ASSIGNED TASK = Would you print the whole listing again, word for word?

+++++

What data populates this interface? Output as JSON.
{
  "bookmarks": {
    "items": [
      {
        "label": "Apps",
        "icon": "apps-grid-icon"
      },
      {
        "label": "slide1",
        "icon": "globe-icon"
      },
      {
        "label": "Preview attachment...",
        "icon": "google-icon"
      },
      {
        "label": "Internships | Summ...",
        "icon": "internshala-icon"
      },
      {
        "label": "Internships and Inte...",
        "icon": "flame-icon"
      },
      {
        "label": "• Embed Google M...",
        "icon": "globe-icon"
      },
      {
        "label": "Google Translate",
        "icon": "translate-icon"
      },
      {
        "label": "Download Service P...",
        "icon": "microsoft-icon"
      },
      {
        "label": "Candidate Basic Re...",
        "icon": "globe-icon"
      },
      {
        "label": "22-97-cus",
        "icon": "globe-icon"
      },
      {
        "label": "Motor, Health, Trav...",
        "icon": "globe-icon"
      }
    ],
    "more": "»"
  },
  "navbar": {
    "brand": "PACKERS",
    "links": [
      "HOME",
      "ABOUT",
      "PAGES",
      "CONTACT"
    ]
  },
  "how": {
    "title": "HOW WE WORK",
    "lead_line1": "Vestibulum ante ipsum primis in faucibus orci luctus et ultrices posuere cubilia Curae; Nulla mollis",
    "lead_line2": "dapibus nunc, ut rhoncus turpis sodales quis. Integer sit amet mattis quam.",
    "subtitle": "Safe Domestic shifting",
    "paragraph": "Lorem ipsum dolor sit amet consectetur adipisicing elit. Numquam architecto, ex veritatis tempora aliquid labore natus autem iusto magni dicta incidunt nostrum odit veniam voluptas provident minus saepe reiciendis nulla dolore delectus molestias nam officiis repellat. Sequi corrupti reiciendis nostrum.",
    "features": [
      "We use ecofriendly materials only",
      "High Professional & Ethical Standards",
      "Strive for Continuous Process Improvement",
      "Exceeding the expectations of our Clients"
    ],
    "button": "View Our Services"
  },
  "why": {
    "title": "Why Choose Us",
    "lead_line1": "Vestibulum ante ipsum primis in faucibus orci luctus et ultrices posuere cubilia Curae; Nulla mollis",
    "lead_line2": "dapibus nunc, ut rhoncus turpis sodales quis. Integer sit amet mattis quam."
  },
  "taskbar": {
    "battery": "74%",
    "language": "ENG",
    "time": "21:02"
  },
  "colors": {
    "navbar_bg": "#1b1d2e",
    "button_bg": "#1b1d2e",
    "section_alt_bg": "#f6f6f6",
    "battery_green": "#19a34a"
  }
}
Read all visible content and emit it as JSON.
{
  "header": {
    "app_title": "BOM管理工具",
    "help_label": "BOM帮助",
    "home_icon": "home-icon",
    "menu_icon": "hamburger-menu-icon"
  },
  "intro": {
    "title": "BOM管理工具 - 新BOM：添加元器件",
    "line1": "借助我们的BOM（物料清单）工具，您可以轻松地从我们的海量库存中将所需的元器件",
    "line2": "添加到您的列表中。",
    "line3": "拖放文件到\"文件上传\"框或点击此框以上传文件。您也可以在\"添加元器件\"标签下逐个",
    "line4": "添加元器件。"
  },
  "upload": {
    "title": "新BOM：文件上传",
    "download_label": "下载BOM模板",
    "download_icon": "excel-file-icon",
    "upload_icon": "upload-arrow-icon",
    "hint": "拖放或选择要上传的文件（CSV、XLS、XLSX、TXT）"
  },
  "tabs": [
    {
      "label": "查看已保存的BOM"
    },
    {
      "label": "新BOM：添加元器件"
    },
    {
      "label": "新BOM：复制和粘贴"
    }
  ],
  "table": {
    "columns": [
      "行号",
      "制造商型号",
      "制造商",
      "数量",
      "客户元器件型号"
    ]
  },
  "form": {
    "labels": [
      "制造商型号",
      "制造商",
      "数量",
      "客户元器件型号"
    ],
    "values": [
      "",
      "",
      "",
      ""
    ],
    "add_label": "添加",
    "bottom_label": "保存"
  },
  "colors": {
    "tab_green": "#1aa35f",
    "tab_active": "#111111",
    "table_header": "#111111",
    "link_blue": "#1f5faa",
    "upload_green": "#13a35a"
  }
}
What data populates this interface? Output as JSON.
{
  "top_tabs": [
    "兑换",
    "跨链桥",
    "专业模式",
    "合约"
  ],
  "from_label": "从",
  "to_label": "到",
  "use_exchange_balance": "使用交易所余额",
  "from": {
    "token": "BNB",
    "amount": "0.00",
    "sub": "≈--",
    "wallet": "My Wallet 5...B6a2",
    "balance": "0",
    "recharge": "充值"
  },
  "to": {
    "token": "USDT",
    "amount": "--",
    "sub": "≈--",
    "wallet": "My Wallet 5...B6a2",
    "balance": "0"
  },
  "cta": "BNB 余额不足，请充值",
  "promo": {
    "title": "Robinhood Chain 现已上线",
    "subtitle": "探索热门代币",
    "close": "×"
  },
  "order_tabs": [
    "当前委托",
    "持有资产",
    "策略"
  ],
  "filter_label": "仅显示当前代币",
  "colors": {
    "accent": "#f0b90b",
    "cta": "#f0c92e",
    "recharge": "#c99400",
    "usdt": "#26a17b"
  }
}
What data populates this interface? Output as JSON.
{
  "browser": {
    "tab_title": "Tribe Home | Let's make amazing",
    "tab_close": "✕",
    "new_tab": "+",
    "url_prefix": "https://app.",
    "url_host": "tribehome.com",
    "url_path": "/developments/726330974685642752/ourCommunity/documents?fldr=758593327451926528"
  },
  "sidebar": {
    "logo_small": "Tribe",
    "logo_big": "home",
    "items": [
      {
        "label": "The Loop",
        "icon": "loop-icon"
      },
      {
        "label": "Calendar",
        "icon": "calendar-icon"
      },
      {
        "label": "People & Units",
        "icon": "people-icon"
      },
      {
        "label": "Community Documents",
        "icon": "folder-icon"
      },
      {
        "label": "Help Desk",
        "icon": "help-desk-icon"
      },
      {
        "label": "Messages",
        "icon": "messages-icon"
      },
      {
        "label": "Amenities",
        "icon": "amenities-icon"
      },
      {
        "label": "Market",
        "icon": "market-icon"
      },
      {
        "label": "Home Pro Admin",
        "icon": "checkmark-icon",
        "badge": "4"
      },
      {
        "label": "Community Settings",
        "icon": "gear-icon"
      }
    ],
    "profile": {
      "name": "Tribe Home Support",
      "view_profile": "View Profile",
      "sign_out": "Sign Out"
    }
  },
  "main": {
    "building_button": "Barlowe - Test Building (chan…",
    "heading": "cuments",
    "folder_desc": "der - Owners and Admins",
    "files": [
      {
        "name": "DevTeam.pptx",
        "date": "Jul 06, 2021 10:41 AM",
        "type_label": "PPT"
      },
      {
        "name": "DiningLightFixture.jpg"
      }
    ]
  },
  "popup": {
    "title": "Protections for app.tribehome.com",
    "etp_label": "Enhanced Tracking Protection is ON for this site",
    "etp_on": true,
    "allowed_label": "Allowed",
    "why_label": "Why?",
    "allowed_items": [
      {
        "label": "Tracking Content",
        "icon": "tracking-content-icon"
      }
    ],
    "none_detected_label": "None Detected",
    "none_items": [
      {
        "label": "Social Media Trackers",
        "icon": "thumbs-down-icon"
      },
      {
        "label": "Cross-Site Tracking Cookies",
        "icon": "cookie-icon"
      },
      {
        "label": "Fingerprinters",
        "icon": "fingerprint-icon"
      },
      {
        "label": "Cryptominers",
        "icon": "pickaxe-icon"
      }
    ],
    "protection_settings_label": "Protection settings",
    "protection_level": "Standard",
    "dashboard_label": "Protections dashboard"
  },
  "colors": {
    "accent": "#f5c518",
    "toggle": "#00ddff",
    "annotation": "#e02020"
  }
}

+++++

EXERCISE RESPONSE =
What data populates this interface? Output as JSON.
{
  "bookmarks": {
    "items": [
      {
        "label": "Apps",
        "icon": "apps-grid-icon"
      },
      {
        "label": "slide1",
        "icon": "globe-icon"
      },
      {
        "label": "Preview attachment...",
        "icon": "google-icon"
      },
      {
        "label": "Internships | Summ...",
        "icon": "internshala-icon"
      },
      {
        "label": "Internships and Inte...",
        "icon": "flame-icon"
      },
      {
        "label": "• Embed Google M...",
        "icon": "globe-icon"
      },
      {
        "label": "Google Translate",
        "icon": "translate-icon"
      },
      {
        "label": "Download Service P...",
        "icon": "microsoft-icon"
      },
      {
        "label": "Candidate Basic Re...",
        "icon": "globe-icon"
      },
      {
        "label": "22-97-cus",
        "icon": "globe-icon"
      },
      {
        "label": "Motor, Health, Trav...",
        "icon": "globe-icon"
      }
    ],
    "more": "»"
  },
  "navbar": {
    "brand": "PACKERS",
    "links": [
      "HOME",
      "ABOUT",
      "PAGES",
      "CONTACT"
    ]
  },
  "how": {
    "title": "HOW WE WORK",
    "lead_line1": "Vestibulum ante ipsum primis in faucibus orci luctus et ultrices posuere cubilia Curae; Nulla mollis",
    "lead_line2": "dapibus nunc, ut rhoncus turpis sodales quis. Integer sit amet mattis quam.",
    "subtitle": "Safe Domestic shifting",
    "paragraph": "Lorem ipsum dolor sit amet consectetur adipisicing elit. Numquam architecto, ex veritatis tempora aliquid labore natus autem iusto magni dicta incidunt nostrum odit veniam voluptas provident minus saepe reiciendis nulla dolore delectus molestias nam officiis repellat. Sequi corrupti reiciendis nostrum.",
    "features": [
      "We use ecofriendly materials only",
      "High Professional & Ethical Standards",
      "Strive for Continuous Process Improvement",
      "Exceeding the expectations of our Clients"
    ],
    "button": "View Our Services"
  },
  "why": {
    "title": "Why Choose Us",
    "lead_line1": "Vestibulum ante ipsum primis in faucibus orci luctus et ultrices posuere cubilia Curae; Nulla mollis",
    "lead_line2": "dapibus nunc, ut rhoncus turpis sodales quis. Integer sit amet mattis quam."
  },
  "taskbar": {
    "battery": "74%",
    "language": "ENG",
    "time": "21:02"
  },
  "colors": {
    "navbar_bg": "#1b1d2e",
    "button_bg": "#1b1d2e",
    "section_alt_bg": "#f6f6f6",
    "battery_green": "#19a34a"
  }
}
Read all visible content and emit it as JSON.
{
  "header": {
    "app_title": "BOM管理工具",
    "help_label": "BOM帮助",
    "home_icon": "home-icon",
    "menu_icon": "hamburger-menu-icon"
  },
  "intro": {
    "title": "BOM管理工具 - 新BOM：添加元器件",
    "line1": "借助我们的BOM（物料清单）工具，您可以轻松地从我们的海量库存中将所需的元器件",
    "line2": "添加到您的列表中。",
    "line3": "拖放文件到\"文件上传\"框或点击此框以上传文件。您也可以在\"添加元器件\"标签下逐个",
    "line4": "添加元器件。"
  },
  "upload": {
    "title": "新BOM：文件上传",
    "download_label": "下载BOM模板",
    "download_icon": "excel-file-icon",
    "upload_icon": "upload-arrow-icon",
    "hint": "拖放或选择要上传的文件（CSV、XLS、XLSX、TXT）"
  },
  "tabs": [
    {
      "label": "查看已保存的BOM"
    },
    {
      "label": "新BOM：添加元器件"
    },
    {
      "label": "新BOM：复制和粘贴"
    }
  ],
  "table": {
    "columns": [
      "行号",
      "制造商型号",
      "制造商",
      "数量",
      "客户元器件型号"
    ]
  },
  "form": {
    "labels": [
      "制造商型号",
      "制造商",
      "数量",
      "客户元器件型号"
    ],
    "values": [
      "",
      "",
      "",
      ""
    ],
    "add_label": "添加",
    "bottom_label": "保存"
  },
  "colors": {
    "tab_green": "#1aa35f",
    "tab_active": "#111111",
    "table_header": "#111111",
    "link_blue": "#1f5faa",
    "upload_green": "#13a35a"
  }
}
What data populates this interface? Output as JSON.
{
  "top_tabs": [
    "兑换",
    "跨链桥",
    "专业模式",
    "合约"
  ],
  "from_label": "从",
  "to_label": "到",
  "use_exchange_balance": "使用交易所余额",
  "from": {
    "token": "BNB",
    "amount": "0.00",
    "sub": "≈--",
    "wallet": "My Wallet 5...B6a2",
    "balance": "0",
    "recharge": "充值"
  },
  "to": {
    "token": "USDT",
    "amount": "--",
    "sub": "≈--",
    "wallet": "My Wallet 5...B6a2",
    "balance": "0"
  },
  "cta": "BNB 余额不足，请充值",
  "promo": {
    "title": "Robinhood Chain 现已上线",
    "subtitle": "探索热门代币",
    "close": "×"
  },
  "order_tabs": [
    "当前委托",
    "持有资产",
    "策略"
  ],
  "filter_label": "仅显示当前代币",
  "colors": {
    "accent": "#f0b90b",
    "cta": "#f0c92e",
    "recharge": "#c99400",
    "usdt": "#26a17b"
  }
}
What data populates this interface? Output as JSON.
{
  "browser": {
    "tab_title": "Tribe Home | Let's make amazing",
    "tab_close": "✕",
    "new_tab": "+",
    "url_prefix": "https://app.",
    "url_host": "tribehome.com",
    "url_path": "/developments/726330974685642752/ourCommunity/documents?fldr=758593327451926528"
  },
  "sidebar": {
    "logo_small": "Tribe",
    "logo_big": "home",
    "items": [
      {
        "label": "The Loop",
        "icon": "loop-icon"
      },
      {
        "label": "Calendar",
        "icon": "calendar-icon"
      },
      {
        "label": "People & Units",
        "icon": "people-icon"
      },
      {
        "label": "Community Documents",
        "icon": "folder-icon"
      },
      {
        "label": "Help Desk",
        "icon": "help-desk-icon"
      },
      {
        "label": "Messages",
        "icon": "messages-icon"
      },
      {
        "label": "Amenities",
        "icon": "amenities-icon"
      },
      {
        "label": "Market",
        "icon": "market-icon"
      },
      {
        "label": "Home Pro Admin",
        "icon": "checkmark-icon",
        "badge": "4"
      },
      {
        "label": "Community Settings",
        "icon": "gear-icon"
      }
    ],
    "profile": {
      "name": "Tribe Home Support",
      "view_profile": "View Profile",
      "sign_out": "Sign Out"
    }
  },
  "main": {
    "building_button": "Barlowe - Test Building (chan…",
    "heading": "cuments",
    "folder_desc": "der - Owners and Admins",
    "files": [
      {
        "name": "DevTeam.pptx",
        "date": "Jul 06, 2021 10:41 AM",
        "type_label": "PPT"
      },
      {
        "name": "DiningLightFixture.jpg"
      }
    ]
  },
  "popup": {
    "title": "Protections for app.tribehome.com",
    "etp_label": "Enhanced Tracking Protection is ON for this site",
    "etp_on": true,
    "allowed_label": "Allowed",
    "why_label": "Why?",
    "allowed_items": [
      {
        "label": "Tracking Content",
        "icon": "tracking-content-icon"
      }
    ],
    "none_detected_label": "None Detected",
    "none_items": [
      {
        "label": "Social Media Trackers",
        "icon": "thumbs-down-icon"
      },
      {
        "label": "Cross-Site Tracking Cookies",
        "icon": "cookie-icon"
      },
      {
        "label": "Fingerprinters",
        "icon": "fingerprint-icon"
      },
      {
        "label": "Cryptominers",
        "icon": "pickaxe-icon"
      }
    ],
    "protection_settings_label": "Protection settings",
    "protection_level": "Standard",
    "dashboard_label": "Protections dashboard"
  },
  "colors": {
    "accent": "#f5c518",
    "toggle": "#00ddff",
    "annotation": "#e02020"
  }
}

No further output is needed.